Friday, October 03, 2008

Cane Dwayne

22% of Secondary Teachers would support a return of the cane in extreme circumstances, according to a recent survey. (The other 78% saw no reason to wait for the extreme circumstances)

I only whacked a handful of kids in my time (mainly because the practice had been banned two years before I started work) but it's one of those ideas that appeals greatly after some obnoxious wretch storms out of your classroom swearing at you as he leaves. (ie every lesson in many inner city schools)

The reality of course is that only the nice kids would actually stick their hands out to get whacked. The bad ones would just tell you to F*** off and then we are back to square one. (Shortly afterwards their equally wretched parents would storm into school, summoned by mobile phone; to bang on the Head's door, shouting and raving moronically). That's one reason why a smaller percentage of Heads support the idea. (The other is that to get promoted to the top in schools you usually have to be a wimp with more interest in Diversity than Discipline).

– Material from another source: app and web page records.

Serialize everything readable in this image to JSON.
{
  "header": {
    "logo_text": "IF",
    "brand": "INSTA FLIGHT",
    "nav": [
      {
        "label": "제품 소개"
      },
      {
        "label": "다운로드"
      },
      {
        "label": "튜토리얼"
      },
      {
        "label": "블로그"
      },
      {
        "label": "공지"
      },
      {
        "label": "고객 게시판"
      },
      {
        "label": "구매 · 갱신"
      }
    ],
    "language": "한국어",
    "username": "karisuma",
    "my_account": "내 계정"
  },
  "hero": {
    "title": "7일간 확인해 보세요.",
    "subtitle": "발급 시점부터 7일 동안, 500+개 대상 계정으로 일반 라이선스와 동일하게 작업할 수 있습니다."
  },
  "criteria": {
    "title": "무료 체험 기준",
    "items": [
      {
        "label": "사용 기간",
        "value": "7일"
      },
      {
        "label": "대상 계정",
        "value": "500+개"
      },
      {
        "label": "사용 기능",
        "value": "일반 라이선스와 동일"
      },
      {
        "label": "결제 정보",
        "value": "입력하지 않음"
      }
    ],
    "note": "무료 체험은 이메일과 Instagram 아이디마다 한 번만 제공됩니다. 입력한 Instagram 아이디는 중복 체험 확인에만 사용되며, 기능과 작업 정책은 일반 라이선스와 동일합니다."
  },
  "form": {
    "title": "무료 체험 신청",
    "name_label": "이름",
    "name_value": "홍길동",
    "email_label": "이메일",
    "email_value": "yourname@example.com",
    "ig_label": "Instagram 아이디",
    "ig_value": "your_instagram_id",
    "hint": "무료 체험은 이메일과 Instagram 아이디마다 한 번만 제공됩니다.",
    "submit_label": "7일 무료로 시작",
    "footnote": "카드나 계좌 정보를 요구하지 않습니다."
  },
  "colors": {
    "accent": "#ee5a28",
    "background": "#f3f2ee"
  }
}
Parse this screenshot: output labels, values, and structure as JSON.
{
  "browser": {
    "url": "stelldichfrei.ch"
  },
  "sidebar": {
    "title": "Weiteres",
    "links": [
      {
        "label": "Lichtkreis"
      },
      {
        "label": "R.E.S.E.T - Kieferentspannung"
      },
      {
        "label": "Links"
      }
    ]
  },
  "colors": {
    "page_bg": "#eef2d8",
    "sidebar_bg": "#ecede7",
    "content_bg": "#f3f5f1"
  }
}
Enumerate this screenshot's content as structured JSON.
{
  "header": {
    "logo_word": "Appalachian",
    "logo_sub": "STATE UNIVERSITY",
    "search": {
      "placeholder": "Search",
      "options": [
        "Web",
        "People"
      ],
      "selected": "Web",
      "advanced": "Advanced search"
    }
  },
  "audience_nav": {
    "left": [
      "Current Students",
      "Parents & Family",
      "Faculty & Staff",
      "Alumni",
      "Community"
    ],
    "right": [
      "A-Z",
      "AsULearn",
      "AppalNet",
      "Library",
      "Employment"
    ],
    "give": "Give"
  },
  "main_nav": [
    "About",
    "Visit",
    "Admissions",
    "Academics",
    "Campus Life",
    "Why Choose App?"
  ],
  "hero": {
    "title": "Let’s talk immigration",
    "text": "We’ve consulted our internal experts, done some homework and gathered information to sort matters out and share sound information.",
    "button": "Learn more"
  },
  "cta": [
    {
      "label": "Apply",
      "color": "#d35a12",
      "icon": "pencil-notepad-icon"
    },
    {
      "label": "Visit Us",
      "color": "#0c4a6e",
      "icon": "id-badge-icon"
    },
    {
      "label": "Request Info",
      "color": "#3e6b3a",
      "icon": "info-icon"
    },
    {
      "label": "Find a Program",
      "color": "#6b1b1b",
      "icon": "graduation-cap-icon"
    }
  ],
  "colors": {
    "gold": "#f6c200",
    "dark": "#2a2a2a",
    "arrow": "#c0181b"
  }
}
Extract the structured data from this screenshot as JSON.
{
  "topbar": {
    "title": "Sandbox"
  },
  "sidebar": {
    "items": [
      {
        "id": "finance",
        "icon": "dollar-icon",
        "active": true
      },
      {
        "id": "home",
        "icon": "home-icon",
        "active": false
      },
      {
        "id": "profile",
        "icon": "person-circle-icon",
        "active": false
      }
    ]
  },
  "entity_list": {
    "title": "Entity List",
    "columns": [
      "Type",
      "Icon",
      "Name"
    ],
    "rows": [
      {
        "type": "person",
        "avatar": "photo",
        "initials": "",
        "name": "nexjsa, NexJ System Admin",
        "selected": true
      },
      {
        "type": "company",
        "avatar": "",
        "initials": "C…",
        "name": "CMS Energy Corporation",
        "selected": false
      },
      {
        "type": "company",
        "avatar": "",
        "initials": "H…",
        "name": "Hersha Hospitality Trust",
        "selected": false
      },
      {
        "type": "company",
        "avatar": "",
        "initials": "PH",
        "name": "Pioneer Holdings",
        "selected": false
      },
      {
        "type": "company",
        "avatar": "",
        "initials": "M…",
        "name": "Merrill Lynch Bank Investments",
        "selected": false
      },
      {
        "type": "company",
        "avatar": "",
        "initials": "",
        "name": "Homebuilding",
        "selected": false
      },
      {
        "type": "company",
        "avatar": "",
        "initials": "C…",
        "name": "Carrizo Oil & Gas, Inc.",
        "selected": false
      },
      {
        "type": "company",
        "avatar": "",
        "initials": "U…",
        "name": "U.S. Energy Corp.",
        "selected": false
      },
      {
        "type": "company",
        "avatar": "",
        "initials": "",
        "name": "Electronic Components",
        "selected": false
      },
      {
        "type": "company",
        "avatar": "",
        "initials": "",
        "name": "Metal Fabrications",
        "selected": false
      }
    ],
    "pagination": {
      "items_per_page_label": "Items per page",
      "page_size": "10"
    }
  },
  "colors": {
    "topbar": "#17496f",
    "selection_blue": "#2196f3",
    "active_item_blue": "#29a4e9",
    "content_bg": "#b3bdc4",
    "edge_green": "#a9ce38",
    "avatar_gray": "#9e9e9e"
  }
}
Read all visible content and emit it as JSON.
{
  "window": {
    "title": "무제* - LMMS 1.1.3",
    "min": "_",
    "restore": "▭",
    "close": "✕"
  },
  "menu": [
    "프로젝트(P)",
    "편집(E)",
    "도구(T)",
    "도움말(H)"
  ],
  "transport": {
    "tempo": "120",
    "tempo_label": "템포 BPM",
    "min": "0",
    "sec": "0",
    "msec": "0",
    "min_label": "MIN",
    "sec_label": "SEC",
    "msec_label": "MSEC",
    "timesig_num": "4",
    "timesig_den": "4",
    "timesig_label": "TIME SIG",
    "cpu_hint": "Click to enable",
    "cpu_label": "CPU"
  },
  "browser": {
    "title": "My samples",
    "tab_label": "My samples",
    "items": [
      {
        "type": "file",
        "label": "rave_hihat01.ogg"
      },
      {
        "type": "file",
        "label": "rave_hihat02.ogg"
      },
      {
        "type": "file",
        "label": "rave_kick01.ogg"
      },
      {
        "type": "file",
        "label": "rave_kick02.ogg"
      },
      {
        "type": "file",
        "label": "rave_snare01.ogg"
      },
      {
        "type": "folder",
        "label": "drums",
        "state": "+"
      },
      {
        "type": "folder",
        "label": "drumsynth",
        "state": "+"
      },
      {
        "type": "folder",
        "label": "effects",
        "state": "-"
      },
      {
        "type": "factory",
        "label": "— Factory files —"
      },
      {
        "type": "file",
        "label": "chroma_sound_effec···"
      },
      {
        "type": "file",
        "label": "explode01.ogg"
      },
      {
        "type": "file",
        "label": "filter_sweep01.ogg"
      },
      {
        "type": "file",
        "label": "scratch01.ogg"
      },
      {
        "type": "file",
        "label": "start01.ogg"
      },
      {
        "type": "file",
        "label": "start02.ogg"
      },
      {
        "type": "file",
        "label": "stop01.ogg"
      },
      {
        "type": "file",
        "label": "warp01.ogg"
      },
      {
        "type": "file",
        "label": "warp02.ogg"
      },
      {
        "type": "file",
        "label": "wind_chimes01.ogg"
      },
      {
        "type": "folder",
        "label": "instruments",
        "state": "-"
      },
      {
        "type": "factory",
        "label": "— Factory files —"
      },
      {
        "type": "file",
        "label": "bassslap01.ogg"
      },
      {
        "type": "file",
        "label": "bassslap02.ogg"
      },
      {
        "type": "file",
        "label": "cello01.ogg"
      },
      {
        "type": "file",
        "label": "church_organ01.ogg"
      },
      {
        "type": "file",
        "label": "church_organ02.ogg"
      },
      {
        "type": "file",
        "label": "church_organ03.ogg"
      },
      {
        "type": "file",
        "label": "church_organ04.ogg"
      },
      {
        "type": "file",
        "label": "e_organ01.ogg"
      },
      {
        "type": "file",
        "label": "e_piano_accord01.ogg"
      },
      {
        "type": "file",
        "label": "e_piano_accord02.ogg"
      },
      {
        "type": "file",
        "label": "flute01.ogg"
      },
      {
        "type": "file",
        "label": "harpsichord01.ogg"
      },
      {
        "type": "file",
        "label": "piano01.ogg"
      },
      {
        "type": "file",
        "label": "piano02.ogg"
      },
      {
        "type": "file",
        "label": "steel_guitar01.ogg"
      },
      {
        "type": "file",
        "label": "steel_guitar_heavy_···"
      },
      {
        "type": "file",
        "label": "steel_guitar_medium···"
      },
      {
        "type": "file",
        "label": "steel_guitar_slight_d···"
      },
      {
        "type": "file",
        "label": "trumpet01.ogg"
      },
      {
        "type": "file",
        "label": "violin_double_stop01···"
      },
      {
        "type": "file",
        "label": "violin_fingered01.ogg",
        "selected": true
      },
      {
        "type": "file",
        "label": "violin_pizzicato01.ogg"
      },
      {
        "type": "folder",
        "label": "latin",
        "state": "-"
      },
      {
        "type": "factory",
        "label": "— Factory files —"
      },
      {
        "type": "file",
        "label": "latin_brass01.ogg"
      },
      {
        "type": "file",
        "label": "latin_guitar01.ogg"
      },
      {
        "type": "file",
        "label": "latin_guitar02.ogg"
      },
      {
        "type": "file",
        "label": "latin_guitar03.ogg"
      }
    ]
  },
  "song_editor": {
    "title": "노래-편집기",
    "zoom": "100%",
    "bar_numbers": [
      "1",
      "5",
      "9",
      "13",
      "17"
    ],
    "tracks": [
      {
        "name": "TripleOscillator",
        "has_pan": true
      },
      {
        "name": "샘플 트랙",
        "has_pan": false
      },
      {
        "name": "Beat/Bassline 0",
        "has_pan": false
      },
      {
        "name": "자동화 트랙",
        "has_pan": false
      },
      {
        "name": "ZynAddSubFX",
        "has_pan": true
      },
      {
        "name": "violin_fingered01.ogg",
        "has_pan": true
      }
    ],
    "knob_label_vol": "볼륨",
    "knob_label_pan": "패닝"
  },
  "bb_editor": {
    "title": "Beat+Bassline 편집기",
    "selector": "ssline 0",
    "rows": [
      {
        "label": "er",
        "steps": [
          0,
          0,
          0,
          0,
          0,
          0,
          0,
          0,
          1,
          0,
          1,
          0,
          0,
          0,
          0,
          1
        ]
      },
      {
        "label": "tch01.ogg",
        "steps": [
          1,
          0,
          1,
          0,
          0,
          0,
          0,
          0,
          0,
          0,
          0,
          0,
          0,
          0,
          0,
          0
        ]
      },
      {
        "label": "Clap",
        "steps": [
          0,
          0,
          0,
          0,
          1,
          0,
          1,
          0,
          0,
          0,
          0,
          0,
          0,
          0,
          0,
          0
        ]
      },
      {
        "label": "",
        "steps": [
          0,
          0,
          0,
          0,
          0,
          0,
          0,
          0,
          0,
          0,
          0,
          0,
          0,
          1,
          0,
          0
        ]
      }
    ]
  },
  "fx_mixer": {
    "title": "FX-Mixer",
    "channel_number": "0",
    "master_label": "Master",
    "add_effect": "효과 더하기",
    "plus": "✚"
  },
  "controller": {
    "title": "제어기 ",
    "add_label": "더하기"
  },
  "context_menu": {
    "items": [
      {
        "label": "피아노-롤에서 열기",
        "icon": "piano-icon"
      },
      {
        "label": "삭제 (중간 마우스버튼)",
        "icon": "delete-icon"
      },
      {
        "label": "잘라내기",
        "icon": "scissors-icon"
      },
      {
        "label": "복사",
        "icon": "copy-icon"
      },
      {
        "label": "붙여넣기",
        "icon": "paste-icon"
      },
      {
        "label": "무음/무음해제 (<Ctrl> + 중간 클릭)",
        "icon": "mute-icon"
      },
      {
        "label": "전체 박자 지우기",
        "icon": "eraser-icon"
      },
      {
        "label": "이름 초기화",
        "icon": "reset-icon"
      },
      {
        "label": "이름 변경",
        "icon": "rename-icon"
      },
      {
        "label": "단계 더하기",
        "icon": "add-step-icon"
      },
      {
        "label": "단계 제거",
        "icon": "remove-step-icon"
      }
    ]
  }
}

If you want to hear my solutions then go out and buy my book.

Thursday, October 02, 2008

Wednesday, October 01, 2008

Costa Fortune

I might not be able to post for the next few days as I'm busy helping to save the taxpayer's money by going to Marbella

Right and Wrong

The picture in this article shows a lesson typical of many that I taught. The kids are working quietly and industriously, whilst the teacher is fast asleep with their mouth open.

The accompanying article is pretty shocking and is consistent with a few other stories I've got about these exams. (You'll have to wait for my next book to hear them). I love the way the QCA spokesman justifies this fiasco by saying that it's to help the children who are aren't as good at Science. Well what better way to help them understand the mysteries of the Universe than by marking all their answers correct.

To be honest, I've never understood why there isn't a mass boycott of SATS by the parents. I suppose it's just apathy, fear of the consequences (absolutely none) or lack of someone to start one off. If I had kids I'd take them away on holiday for the exams. You can get some great deals that week...

Maths Teaching

Here we have a new idea which Professor Boaler reckons we should enthusiastically adopt. Hopefully the words California and Academic have set alarm bells ringing and you will of course note that it violates Chalk's 5th Law of Teaching which clearly states: "Never pay any Attention to Academics"

This is one of those nice, warm cozy ideas so beloved of Teacher Training institutions. Everyone is working together to help one another, probably with a load of coloured bricks and some elastic bands, rather than learning how to do any real sums in an exercise book. It ticks all the boxes necessary for it to be taken seriously; ie a title nobody can understand, the promise of inclusivity and lots of buzzwords such as Facilitator and Resource Manager. (Mind you, it's important for kids to get used to words like these if they are going to get jobs in the Public Sector)

What would actually happen is that the bright kids would rapidly get fed up of helping the duffers, complain to their parents who would then start complaining to the school, suggesting that instead of their own children being asked to teach, perhaps the teacher could do it.

I love Carlos Cabana who managed to get the word 'thick' into his comment without upsetting anyone: "You have to help them find their confidence even if it is buried under some thick layers of ice" Eh?

Anyway, I have agreed to go on a fact finding mission to Ocean Beach, San Diego (28 Degrees C yesterday) and will report back soon on a new technique pioneered by myself and provisionally known as 'Stand at the front, teach them how to do sums, then get them to practice a few'

Hmm. maybe the title needs some work...